The main function of a cashflow model, along with assisting with IHT planning, is to understand your requirements for inflation-linked income and expenditure in retirement, including any one-off purchases planned or “bucket list adventures”.
It also helps establish if your different assets are used collaboratively for a very tax-efficient income stream, instead of opening your pensions which is the traditional method of obtaining retirement income. Further uses include forecasting potential care home costs, the effect of downsizing your home, any charity donations you might have in mind, or if you should consider passing control of your wider assets into a Trust.
Options are never a bad thing
While it may feel a bit overwhelming to think about all these estate-related matters, taking no action is rarely, if ever, the right option. The first step can seem daunting, but this first step is often converted into significant tax savings and the preservation of wealth for your loved ones.
To make the process less burdensome, we’ve put together some tips to help you prepare your financial future:
- Once you have a clear idea of where you hold your wealth and of your wishes when you pass away, communicate them to your family and your loved ones. Having a conversation is by far the best first step.
- If the maturity or financial awareness of your beneficiaries is a worry, consider using a trust to allow control of the wealth to be maintained. You can control the trust yourself if you wish, as a trustee, whilst commencing the “seven-year clock” for IHT purposes. Furthermore, by using a discretionary trust, you can control and alter who benefits from your wealth in the future, thereby ensuring flexibility and removing the need for an immediate final decision.
- Keeping your will up to date, along with any nomination forms, enables your wealth to be distributed according to your wishes, instead of via strict intestacy legislation (the legislation applied when someone dies without leaving a will). Provide your family or solicitor with a sealed copy of your will if possible. Furthermore, keep a power of attorney registered and on file so your finances and wellbeing can be dealt with in line with your wishes should you lose mental or physical capacity.
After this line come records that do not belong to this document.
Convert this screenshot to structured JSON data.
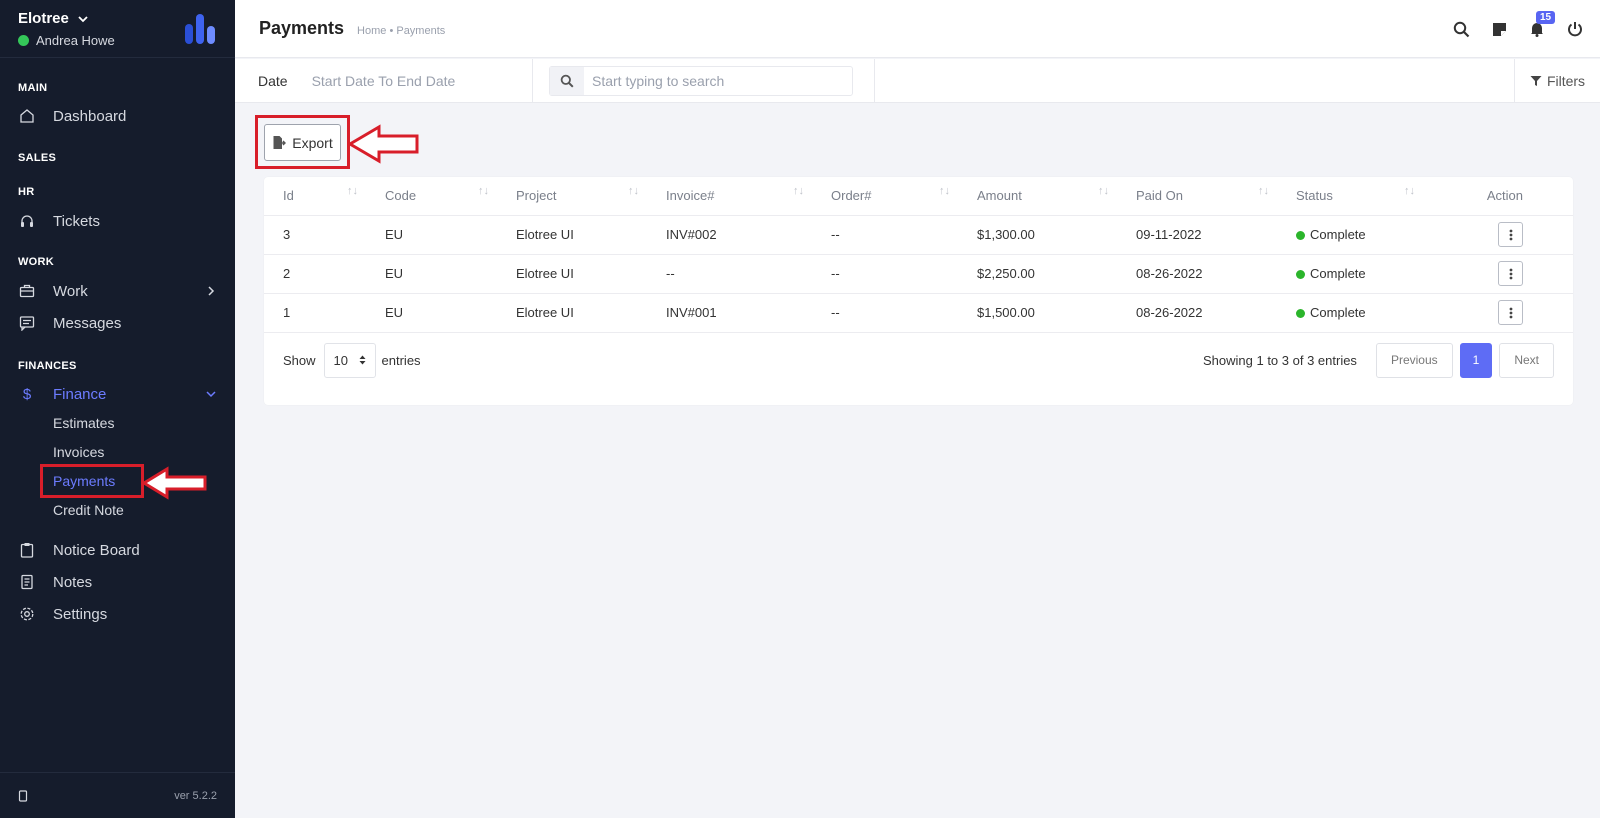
{
  "sidebar": {
    "company": "Elotree",
    "user": "Andrea Howe",
    "sections": {
      "main": "MAIN",
      "sales": "SALES",
      "hr": "HR",
      "work": "WORK",
      "finances": "FINANCES"
    },
    "items": {
      "dashboard": "Dashboard",
      "tickets": "Tickets",
      "work": "Work",
      "messages": "Messages",
      "finance": "Finance",
      "notice_board": "Notice Board",
      "notes": "Notes",
      "settings": "Settings"
    },
    "finance_sub": {
      "estimates": "Estimates",
      "invoices": "Invoices",
      "payments": "Payments",
      "credit_note": "Credit Note"
    },
    "version": "ver 5.2.2"
  },
  "header": {
    "title": "Payments",
    "breadcrumb": "Home • Payments",
    "notification_count": "15"
  },
  "filterbar": {
    "date_label": "Date",
    "date_value": "Start Date To End Date",
    "search_placeholder": "Start typing to search",
    "filters_label": "Filters"
  },
  "export_label": "Export",
  "table": {
    "columns": [
      "Id",
      "Code",
      "Project",
      "Invoice#",
      "Order#",
      "Amount",
      "Paid On",
      "Status",
      "Action"
    ],
    "rows": [
      {
        "id": "3",
        "code": "EU",
        "project": "Elotree UI",
        "invoice": "INV#002",
        "order": "--",
        "amount": "$1,300.00",
        "paid_on": "09-11-2022",
        "status": "Complete"
      },
      {
        "id": "2",
        "code": "EU",
        "project": "Elotree UI",
        "invoice": "--",
        "order": "--",
        "amount": "$2,250.00",
        "paid_on": "08-26-2022",
        "status": "Complete"
      },
      {
        "id": "1",
        "code": "EU",
        "project": "Elotree UI",
        "invoice": "INV#001",
        "order": "--",
        "amount": "$1,500.00",
        "paid_on": "08-26-2022",
        "status": "Complete"
      }
    ],
    "footer": {
      "show": "Show",
      "page_length": "10",
      "entries": "entries",
      "info": "Showing 1 to 3 of 3 entries",
      "previous": "Previous",
      "current_page": "1",
      "next": "Next"
    }
  },
  "colors": {
    "sidebar_bg": "#151c2c",
    "accent": "#5e6cf5",
    "status_complete": "#2bb52b",
    "annotation": "#d81e2a"
  }
}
- Pension funds often fall outside of your estate for IHT calculations, so in some cases the income requirements could be met using your other savings or investments. This is worth considering, given that preserving your pension pot is a simple yet effective way of passing down wealth. Spending other investments or savings should be considered to lower your taxable estate on death.
- It is possible to gift assets prior to death to mitigate IHT. In simple terms, and depending on your circumstances, if you live more than seven years from the date of the gift, it does not form part of your estate on death. Do you need to hold all your savings or investments? Are some surplus to requirements? A professional cashflow model will provide you with reassurance before gifting assets, ensuring your chosen lifestyle remains affordable post-gifting.
- Make sure you are aware of, and use, your tax allowances. This includes annual gifting exemptions, excess income, nil-rate bands and residential nil-rate bands. These allowances can play a key part in your financial plan; regular early gifting, even smaller amounts, can have a positive impact on the taxable value of your estate.
Spouses often leave all their assets to the surviving spouse on death, commonly referred to as mirror wills. To preserve the best value for your estate and minimise the impact of IHT, would it be worth considering passing growth assets, such as investments, down a generation on first death?
The key point to remember is to start planning – and the earlier, the better. Involving your family is a tried and proven method of helping your wealth become truly inter-generational, without suffering unnecessary, costly taxation along the way.